◆ Required action
When you copy the records that follow, please keep every word exactly as it is and leave out the pictures.

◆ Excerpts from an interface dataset

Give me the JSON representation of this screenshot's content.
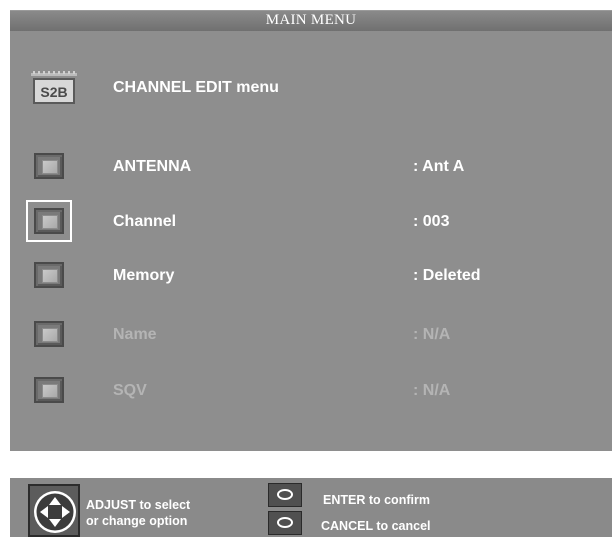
{
  "title": "MAIN MENU",
  "header": {
    "icon": "s2b-edit-icon",
    "icon_text": "S2B",
    "label": "CHANNEL EDIT menu"
  },
  "rows": [
    {
      "label": "ANTENNA",
      "value": ": Ant A",
      "state": "enabled"
    },
    {
      "label": "Channel",
      "value": ": 003",
      "state": "enabled",
      "selected": true
    },
    {
      "label": "Memory",
      "value": ": Deleted",
      "state": "enabled"
    },
    {
      "label": "Name",
      "value": ": N/A",
      "state": "disabled"
    },
    {
      "label": "SQV",
      "value": ": N/A",
      "state": "disabled"
    }
  ],
  "help": {
    "adjust_line1": "ADJUST to select",
    "adjust_line2": "or  change  option",
    "enter": "ENTER to confirm",
    "cancel": "CANCEL to cancel",
    "nav_icon": "directional-pad-icon",
    "enter_icon": "oval-button-icon",
    "cancel_icon": "oval-button-icon"
  },
  "colors": {
    "panel": "#8e8e8e",
    "title_bar": "#7a7a7a",
    "text_active": "#ffffff",
    "text_disabled": "#b4b4b4",
    "selection_border": "#ffffff"
  }
}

◆ Response to this exercise
Give me the JSON representation of this screenshot's content.
{
  "title": "MAIN MENU",
  "header": {
    "icon": "s2b-edit-icon",
    "icon_text": "S2B",
    "label": "CHANNEL EDIT menu"
  },
  "rows": [
    {
      "label": "ANTENNA",
      "value": ": Ant A",
      "state": "enabled"
    },
    {
      "label": "Channel",
      "value": ": 003",
      "state": "enabled",
      "selected": true
    },
    {
      "label": "Memory",
      "value": ": Deleted",
      "state": "enabled"
    },
    {
      "label": "Name",
      "value": ": N/A",
      "state": "disabled"
    },
    {
      "label": "SQV",
      "value": ": N/A",
      "state": "disabled"
    }
  ],
  "help": {
    "adjust_line1": "ADJUST to select",
    "adjust_line2": "or  change  option",
    "enter": "ENTER to confirm",
    "cancel": "CANCEL to cancel",
    "nav_icon": "directional-pad-icon",
    "enter_icon": "oval-button-icon",
    "cancel_icon": "oval-button-icon"
  },
  "colors": {
    "panel": "#8e8e8e",
    "title_bar": "#7a7a7a",
    "text_active": "#ffffff",
    "text_disabled": "#b4b4b4",
    "selection_border": "#ffffff"
  }
}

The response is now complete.